Work instruction —
Please set down the entries below once more, exactly.

The input —
──────────

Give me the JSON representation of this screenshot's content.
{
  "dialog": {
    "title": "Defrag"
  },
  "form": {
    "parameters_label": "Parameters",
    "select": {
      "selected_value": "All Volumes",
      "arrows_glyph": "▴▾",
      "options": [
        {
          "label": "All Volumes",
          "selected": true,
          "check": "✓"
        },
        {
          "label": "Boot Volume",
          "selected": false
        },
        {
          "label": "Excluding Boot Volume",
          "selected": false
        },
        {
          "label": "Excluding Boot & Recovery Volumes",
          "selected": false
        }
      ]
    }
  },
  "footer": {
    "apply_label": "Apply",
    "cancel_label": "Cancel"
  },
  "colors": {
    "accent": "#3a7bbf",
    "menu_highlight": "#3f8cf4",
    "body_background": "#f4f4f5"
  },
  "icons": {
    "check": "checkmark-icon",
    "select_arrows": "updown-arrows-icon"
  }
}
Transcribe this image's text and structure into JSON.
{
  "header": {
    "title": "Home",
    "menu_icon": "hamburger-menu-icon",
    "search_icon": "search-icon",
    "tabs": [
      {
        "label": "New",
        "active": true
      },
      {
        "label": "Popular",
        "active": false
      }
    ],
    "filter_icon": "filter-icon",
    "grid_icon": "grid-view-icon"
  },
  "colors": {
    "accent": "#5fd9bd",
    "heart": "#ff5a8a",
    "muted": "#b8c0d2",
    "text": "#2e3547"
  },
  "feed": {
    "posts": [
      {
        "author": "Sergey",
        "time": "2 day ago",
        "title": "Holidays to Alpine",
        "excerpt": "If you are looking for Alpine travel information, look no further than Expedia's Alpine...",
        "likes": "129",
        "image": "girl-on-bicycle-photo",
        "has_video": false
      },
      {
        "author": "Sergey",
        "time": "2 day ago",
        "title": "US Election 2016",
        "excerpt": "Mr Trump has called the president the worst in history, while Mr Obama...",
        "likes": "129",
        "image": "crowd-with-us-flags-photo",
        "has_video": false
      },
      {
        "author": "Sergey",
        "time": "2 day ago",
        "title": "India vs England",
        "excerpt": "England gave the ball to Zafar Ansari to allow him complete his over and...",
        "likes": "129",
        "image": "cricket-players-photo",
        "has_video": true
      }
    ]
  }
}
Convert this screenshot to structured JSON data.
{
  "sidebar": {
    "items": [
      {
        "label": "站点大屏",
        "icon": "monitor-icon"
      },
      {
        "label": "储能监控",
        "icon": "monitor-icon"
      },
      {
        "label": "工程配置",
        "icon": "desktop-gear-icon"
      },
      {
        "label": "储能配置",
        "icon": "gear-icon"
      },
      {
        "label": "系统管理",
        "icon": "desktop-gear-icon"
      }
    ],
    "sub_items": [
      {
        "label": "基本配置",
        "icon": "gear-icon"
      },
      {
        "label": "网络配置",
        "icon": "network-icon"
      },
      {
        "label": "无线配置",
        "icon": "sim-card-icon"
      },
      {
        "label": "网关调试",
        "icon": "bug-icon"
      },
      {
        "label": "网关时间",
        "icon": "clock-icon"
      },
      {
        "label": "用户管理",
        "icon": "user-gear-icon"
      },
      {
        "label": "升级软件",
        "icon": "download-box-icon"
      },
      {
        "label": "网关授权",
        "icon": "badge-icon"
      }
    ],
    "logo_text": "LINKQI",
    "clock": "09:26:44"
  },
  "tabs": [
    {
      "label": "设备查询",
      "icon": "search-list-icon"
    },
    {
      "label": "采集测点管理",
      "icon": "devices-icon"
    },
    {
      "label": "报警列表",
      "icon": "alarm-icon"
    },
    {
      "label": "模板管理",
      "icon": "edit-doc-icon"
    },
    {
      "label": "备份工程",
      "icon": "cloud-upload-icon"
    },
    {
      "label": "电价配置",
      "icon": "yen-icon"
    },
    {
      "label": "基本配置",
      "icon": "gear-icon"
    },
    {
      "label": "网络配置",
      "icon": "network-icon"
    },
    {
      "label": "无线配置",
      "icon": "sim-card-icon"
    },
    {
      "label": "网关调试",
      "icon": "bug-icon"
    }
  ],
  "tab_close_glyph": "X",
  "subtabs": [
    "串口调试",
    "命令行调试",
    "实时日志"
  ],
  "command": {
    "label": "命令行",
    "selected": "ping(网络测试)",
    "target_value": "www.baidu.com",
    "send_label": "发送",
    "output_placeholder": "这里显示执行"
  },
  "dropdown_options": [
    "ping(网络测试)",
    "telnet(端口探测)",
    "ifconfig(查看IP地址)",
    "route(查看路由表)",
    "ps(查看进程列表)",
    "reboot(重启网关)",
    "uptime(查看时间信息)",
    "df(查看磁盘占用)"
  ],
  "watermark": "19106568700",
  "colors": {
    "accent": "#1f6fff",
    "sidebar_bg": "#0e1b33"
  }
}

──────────

Task solution —
Give me the JSON representation of this screenshot's content.
{
  "dialog": {
    "title": "Defrag"
  },
  "form": {
    "parameters_label": "Parameters",
    "select": {
      "selected_value": "All Volumes",
      "arrows_glyph": "▴▾",
      "options": [
        {
          "label": "All Volumes",
          "selected": true,
          "check": "✓"
        },
        {
          "label": "Boot Volume",
          "selected": false
        },
        {
          "label": "Excluding Boot Volume",
          "selected": false
        },
        {
          "label": "Excluding Boot & Recovery Volumes",
          "selected": false
        }
      ]
    }
  },
  "footer": {
    "apply_label": "Apply",
    "cancel_label": "Cancel"
  },
  "colors": {
    "accent": "#3a7bbf",
    "menu_highlight": "#3f8cf4",
    "body_background": "#f4f4f5"
  },
  "icons": {
    "check": "checkmark-icon",
    "select_arrows": "updown-arrows-icon"
  }
}
Transcribe this image's text and structure into JSON.
{
  "header": {
    "title": "Home",
    "menu_icon": "hamburger-menu-icon",
    "search_icon": "search-icon",
    "tabs": [
      {
        "label": "New",
        "active": true
      },
      {
        "label": "Popular",
        "active": false
      }
    ],
    "filter_icon": "filter-icon",
    "grid_icon": "grid-view-icon"
  },
  "colors": {
    "accent": "#5fd9bd",
    "heart": "#ff5a8a",
    "muted": "#b8c0d2",
    "text": "#2e3547"
  },
  "feed": {
    "posts": [
      {
        "author": "Sergey",
        "time": "2 day ago",
        "title": "Holidays to Alpine",
        "excerpt": "If you are looking for Alpine travel information, look no further than Expedia's Alpine...",
        "likes": "129",
        "image": "girl-on-bicycle-photo",
        "has_video": false
      },
      {
        "author": "Sergey",
        "time": "2 day ago",
        "title": "US Election 2016",
        "excerpt": "Mr Trump has called the president the worst in history, while Mr Obama...",
        "likes": "129",
        "image": "crowd-with-us-flags-photo",
        "has_video": false
      },
      {
        "author": "Sergey",
        "time": "2 day ago",
        "title": "India vs England",
        "excerpt": "England gave the ball to Zafar Ansari to allow him complete his over and...",
        "likes": "129",
        "image": "cricket-players-photo",
        "has_video": true
      }
    ]
  }
}
Convert this screenshot to structured JSON data.
{
  "sidebar": {
    "items": [
      {
        "label": "站点大屏",
        "icon": "monitor-icon"
      },
      {
        "label": "储能监控",
        "icon": "monitor-icon"
      },
      {
        "label": "工程配置",
        "icon": "desktop-gear-icon"
      },
      {
        "label": "储能配置",
        "icon": "gear-icon"
      },
      {
        "label": "系统管理",
        "icon": "desktop-gear-icon"
      }
    ],
    "sub_items": [
      {
        "label": "基本配置",
        "icon": "gear-icon"
      },
      {
        "label": "网络配置",
        "icon": "network-icon"
      },
      {
        "label": "无线配置",
        "icon": "sim-card-icon"
      },
      {
        "label": "网关调试",
        "icon": "bug-icon"
      },
      {
        "label": "网关时间",
        "icon": "clock-icon"
      },
      {
        "label": "用户管理",
        "icon": "user-gear-icon"
      },
      {
        "label": "升级软件",
        "icon": "download-box-icon"
      },
      {
        "label": "网关授权",
        "icon": "badge-icon"
      }
    ],
    "logo_text": "LINKQI",
    "clock": "09:26:44"
  },
  "tabs": [
    {
      "label": "设备查询",
      "icon": "search-list-icon"
    },
    {
      "label": "采集测点管理",
      "icon": "devices-icon"
    },
    {
      "label": "报警列表",
      "icon": "alarm-icon"
    },
    {
      "label": "模板管理",
      "icon": "edit-doc-icon"
    },
    {
      "label": "备份工程",
      "icon": "cloud-upload-icon"
    },
    {
      "label": "电价配置",
      "icon": "yen-icon"
    },
    {
      "label": "基本配置",
      "icon": "gear-icon"
    },
    {
      "label": "网络配置",
      "icon": "network-icon"
    },
    {
      "label": "无线配置",
      "icon": "sim-card-icon"
    },
    {
      "label": "网关调试",
      "icon": "bug-icon"
    }
  ],
  "tab_close_glyph": "X",
  "subtabs": [
    "串口调试",
    "命令行调试",
    "实时日志"
  ],
  "command": {
    "label": "命令行",
    "selected": "ping(网络测试)",
    "target_value": "www.baidu.com",
    "send_label": "发送",
    "output_placeholder": "这里显示执行"
  },
  "dropdown_options": [
    "ping(网络测试)",
    "telnet(端口探测)",
    "ifconfig(查看IP地址)",
    "route(查看路由表)",
    "ps(查看进程列表)",
    "reboot(重启网关)",
    "uptime(查看时间信息)",
    "df(查看磁盘占用)"
  ],
  "watermark": "19106568700",
  "colors": {
    "accent": "#1f6fff",
    "sidebar_bg": "#0e1b33"
  }
}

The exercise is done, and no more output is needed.